The following is my response to an essay question posed to me by my professor in a Study of Terrorism course I am currently in the middle of. I decided to share it with you as I felt it not only answers the question well but also articulates my growing concerns as I continue to study and report on this “War on Terror” we are in the midst of as a nation and international community.
I felt it was a good beginning to my desire and plan for BTYT to have an increased focus on terrorism and to investigate, analyze and report on the people and politics involved.
How Has September 11 Come To Symbolize A New Era of Terrorism?
The September 11 attack became a symbol of a new era of terrorism in a number of ways.
First it clearly proved the accuracy of a predicted trend toward asymmetrical warfare tactics used by terrorists (Martin 2014). This essentially turned the dynamic between terrorists and government from that of criminal and law enforcement agency to opponents in a war. This was indeed seen as a war as shown by the birth of the term “war on terrorism”.
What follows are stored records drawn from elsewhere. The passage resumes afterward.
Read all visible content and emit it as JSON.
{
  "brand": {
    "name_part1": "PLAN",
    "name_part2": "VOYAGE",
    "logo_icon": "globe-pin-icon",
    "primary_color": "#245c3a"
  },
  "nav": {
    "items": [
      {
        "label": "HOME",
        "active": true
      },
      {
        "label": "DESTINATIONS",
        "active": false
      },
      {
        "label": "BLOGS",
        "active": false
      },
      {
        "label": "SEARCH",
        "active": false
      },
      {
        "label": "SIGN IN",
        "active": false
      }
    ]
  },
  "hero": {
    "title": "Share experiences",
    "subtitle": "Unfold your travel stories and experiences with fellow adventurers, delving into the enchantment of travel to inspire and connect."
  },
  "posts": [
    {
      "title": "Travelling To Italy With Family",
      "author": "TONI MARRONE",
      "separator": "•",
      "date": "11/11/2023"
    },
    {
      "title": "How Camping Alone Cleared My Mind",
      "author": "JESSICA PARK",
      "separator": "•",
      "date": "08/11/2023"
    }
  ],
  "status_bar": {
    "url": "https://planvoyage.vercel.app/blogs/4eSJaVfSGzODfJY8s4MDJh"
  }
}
However unlike a war between two sovereign nations this was a war between a tangible
entity, the government and an intangible phenomena, terrorism. Which raises new questions about what are the rules of engagement and how is victory determined (Martin 2014)?
Another clear indicator that a new era had indeed been entered, was the change of tone in how terrorism and our responses to it shifted from that of preserving a citizens safety to preserving a nations security and in some ways its sovereignty. This is clearly indicated by the establishment of the Patriot Act.
These above changes alone has been enough to cause understandable worry and debate
among citizens and government. While protecting the safety and rights of a citizen can at times require just as much aggression as we may see today from those in government and law enforcement, such aggression was tempered by the underlying intention to protect the rights of all citizens with her victim or perpetrator.
However when that underlying intention is replaced by a need to protect the government’s security and sovereignty, that aggression is no longer tempered but in many ways fueled. This in turn leads to the personal rights of the citizens being protected to fade into the background leading to many complaints (many justified) of rights being trampled and raising the question of how far is too far when acting in defense of your government.
If this alone wasn’t enough to inspire worry, anger and fear, then how much more are those emotions magnified and aggression further encouraged by the third and possibly most disturbing change indicating we are indeed in a new era of terrorism.
Terrorism has been the source of concern by government and its citizens for centuries.
However there has always been a certain solace taken by what was believed to be a core axiom in our understanding of terrorism (Hoffman 2002). Brian Jenkins articulated this axiom best when he observed that “terrorists want a lot of people watching and listening and not a lot of people dead” (Jenkins 1975). This conventional wisdom however was wiped clean by Osama bin Laden on September 11 (Hoffman 2002) . It now became clear to many that terrorists want a lot of people watching and listening AND a lot of people dead.
These above-mentioned shifts changed everything. Not just for America but for the
international community at large.
America has served as both a symbol of strength and conscience for many nations. Their example has been and continues to be emulated or debated. Regardless of which, America continues to influence and shape many nations and their interactions within themselves and with one another.
However these two virtues of strength and conscience are now clearly at war with each other and further complicating the above-mentioned underlying questions of what rules to guide our actions in this new kind of war and what does victory look like?
If by some miracle terrorism is eradicated from the earth but the cost was a nation that demanded we forever give up many of the rights we fought and died for and enjoy today; then who has won?
If we have raised bar of strength in both deed towards people and example to the world yet lowered the bar of conscience, then what has been won?
How different will the world be when our message of democracy and freedom is among the casualties suffered in this “war on terror”?
How terrifying, rather, how tragic would it be if future generations look back at this point in history and clearly see a nation who fought and bled and even died out of refusal to surrender even a shred of their rights and freedom to national sharia only to have instead surrendered all or most of both to national security?
This “war on terror” is very real, and very complicated. The stakes have never been higher because this “war on terror” is now being fought on two fronts; the terror within our borders and the terror within our hearts….. And the world is watching.
Hoffman, Bruce. “Rethinking Terrorism and Counterterrorism Since 9/11.” Studies in Conflict & Terrorism 25.5 (2002): 303-16. Print.
Jenkins, Brian Michael. International Terrorism: A New Mode of Conflict. Los Angeles, CA: Crescent Publications, 1975. Print.
Martin, Gus. Essentials of Terrorism: Concepts and Controversies. Thousand Oaks: SAGE Publications, 2014. Print.